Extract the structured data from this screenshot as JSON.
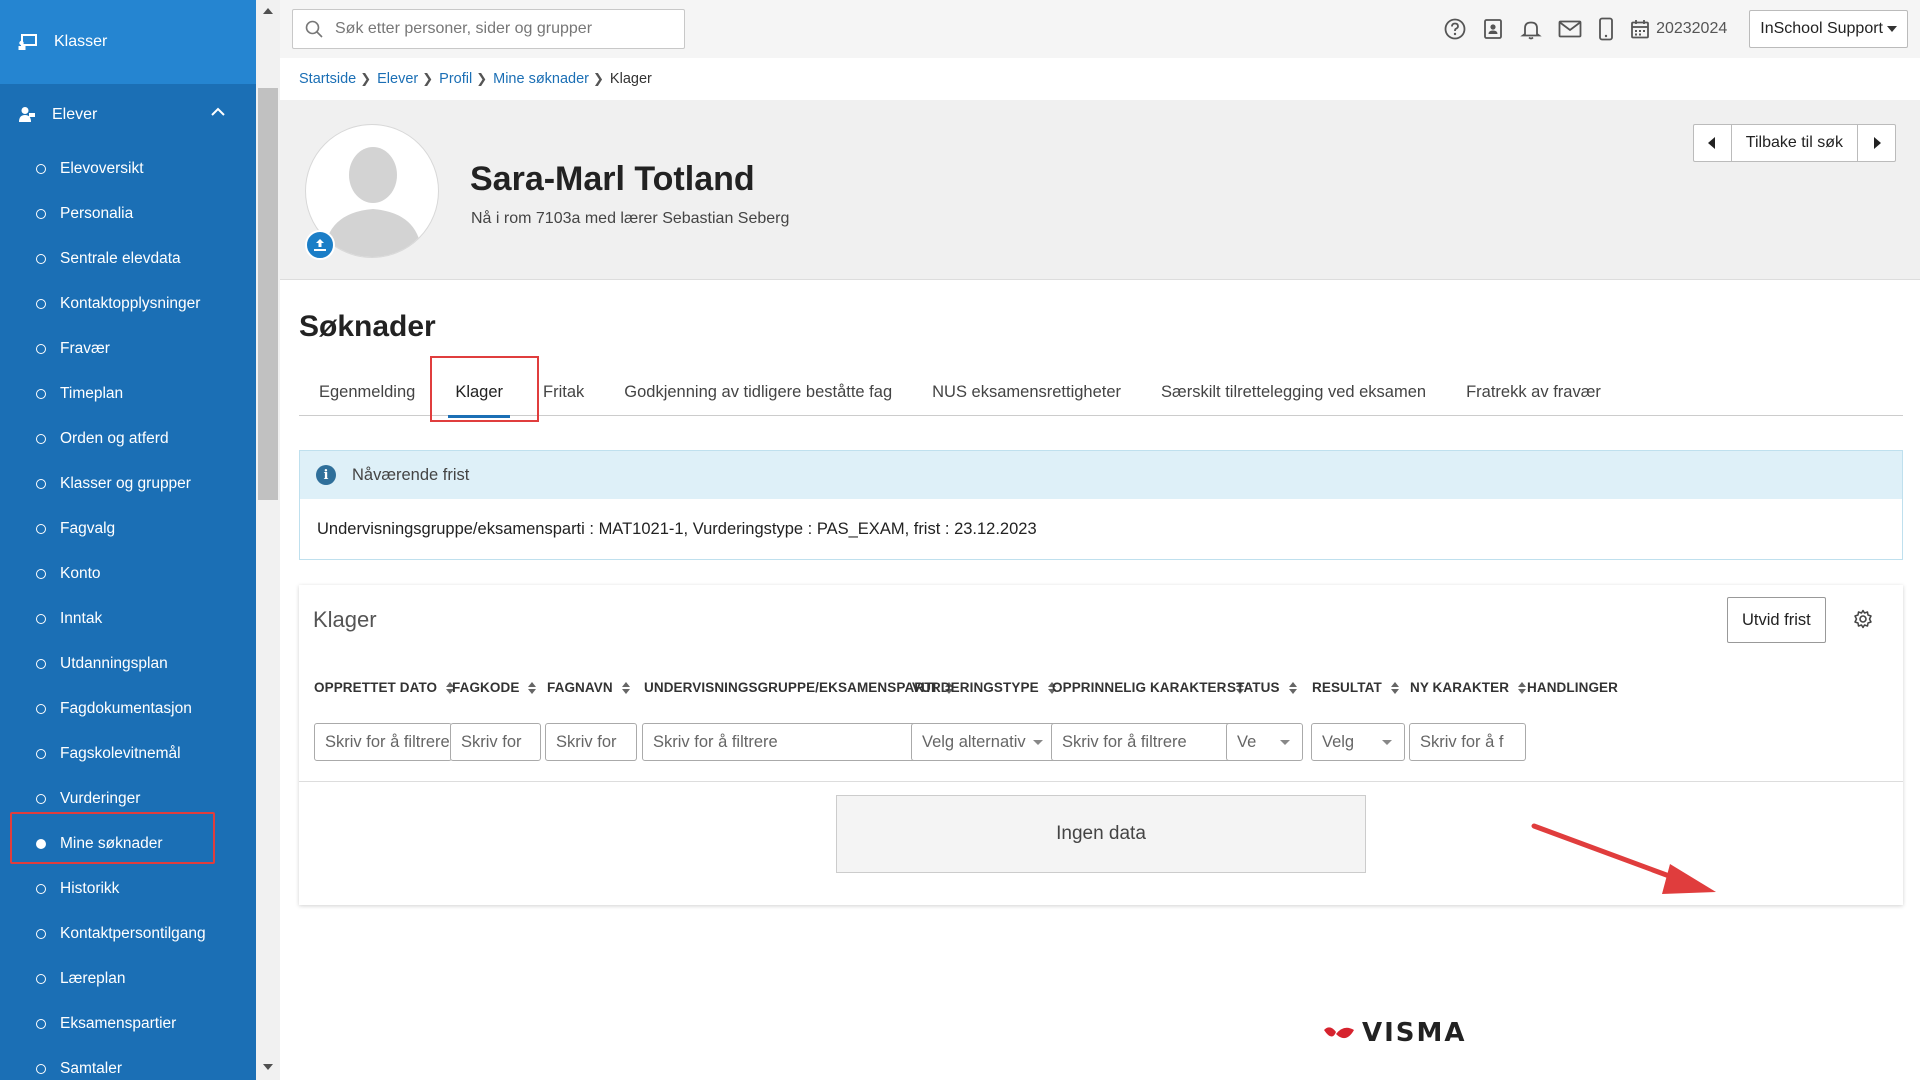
{
  "sidebar": {
    "top_label": "Klasser",
    "section_label": "Elever",
    "items": [
      {
        "label": "Elevoversikt"
      },
      {
        "label": "Personalia"
      },
      {
        "label": "Sentrale elevdata"
      },
      {
        "label": "Kontaktopplysninger"
      },
      {
        "label": "Fravær"
      },
      {
        "label": "Timeplan"
      },
      {
        "label": "Orden og atferd"
      },
      {
        "label": "Klasser og grupper"
      },
      {
        "label": "Fagvalg"
      },
      {
        "label": "Konto"
      },
      {
        "label": "Inntak"
      },
      {
        "label": "Utdanningsplan"
      },
      {
        "label": "Fagdokumentasjon"
      },
      {
        "label": "Fagskolevitnemål"
      },
      {
        "label": "Vurderinger"
      },
      {
        "label": "Mine søknader"
      },
      {
        "label": "Historikk"
      },
      {
        "label": "Kontaktpersontilgang"
      },
      {
        "label": "Læreplan"
      },
      {
        "label": "Eksamenspartier"
      },
      {
        "label": "Samtaler"
      }
    ],
    "active_item": "Mine søknader"
  },
  "topbar": {
    "search_placeholder": "Søk etter personer, sider og grupper",
    "year": "20232024",
    "user": "InSchool Support"
  },
  "breadcrumb": {
    "items": [
      "Startside",
      "Elever",
      "Profil",
      "Mine søknader"
    ],
    "current": "Klager"
  },
  "profile": {
    "name": "Sara-Marl Totland",
    "location": "Nå i rom 7103a med lærer Sebastian Seberg",
    "back_label": "Tilbake til søk"
  },
  "page": {
    "title": "Søknader",
    "tabs": [
      {
        "label": "Egenmelding"
      },
      {
        "label": "Klager"
      },
      {
        "label": "Fritak"
      },
      {
        "label": "Godkjenning av tidligere beståtte fag"
      },
      {
        "label": "NUS eksamensrettigheter"
      },
      {
        "label": "Særskilt tilrettelegging ved eksamen"
      },
      {
        "label": "Fratrekk av fravær"
      }
    ],
    "active_tab": "Klager"
  },
  "info": {
    "heading": "Nåværende frist",
    "text": "Undervisningsgruppe/eksamensparti : MAT1021-1, Vurderingstype : PAS_EXAM, frist : 23.12.2023"
  },
  "panel": {
    "title": "Klager",
    "extend_button": "Utvid frist",
    "columns": [
      {
        "header": "OPPRETTET DATO",
        "filter": "Skriv for å filtrere",
        "kind": "text"
      },
      {
        "header": "FAGKODE",
        "filter": "Skriv for",
        "kind": "text"
      },
      {
        "header": "FAGNAVN",
        "filter": "Skriv for",
        "kind": "text"
      },
      {
        "header": "UNDERVISNINGSGRUPPE/EKSAMENSPARTI",
        "filter": "Skriv for å filtrere",
        "kind": "text"
      },
      {
        "header": "VURDERINGSTYPE",
        "filter": "Velg alternativ",
        "kind": "select"
      },
      {
        "header": "OPPRINNELIG KARAKTER",
        "filter": "Skriv for å filtrere",
        "kind": "text"
      },
      {
        "header": "STATUS",
        "filter": "Ve",
        "kind": "select"
      },
      {
        "header": "RESULTAT",
        "filter": "Velg",
        "kind": "select"
      },
      {
        "header": "NY KARAKTER",
        "filter": "Skriv for å f",
        "kind": "text"
      },
      {
        "header": "HANDLINGER"
      }
    ],
    "empty_text": "Ingen data"
  },
  "footer": {
    "brand": "VISMA"
  },
  "colors": {
    "sidebar_bg": "#1b6fb5",
    "sidebar_top_bg": "#2585d1",
    "accent": "#1b6fb5",
    "highlight": "#e03d3d",
    "info_bg": "#def0f8"
  }
}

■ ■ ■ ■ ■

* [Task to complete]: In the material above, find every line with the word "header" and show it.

* [Output of the exercise]:
        "header": "OPPRETTET DATO",
        "header": "FAGKODE",
        "header": "FAGNAVN",
        "header": "UNDERVISNINGSGRUPPE/EKSAMENSPARTI",
        "header": "VURDERINGSTYPE",
        "header": "OPPRINNELIG KARAKTER",
        "header": "STATUS",
        "header": "RESULTAT",
        "header": "NY KARAKTER",
        "header": "HANDLINGER"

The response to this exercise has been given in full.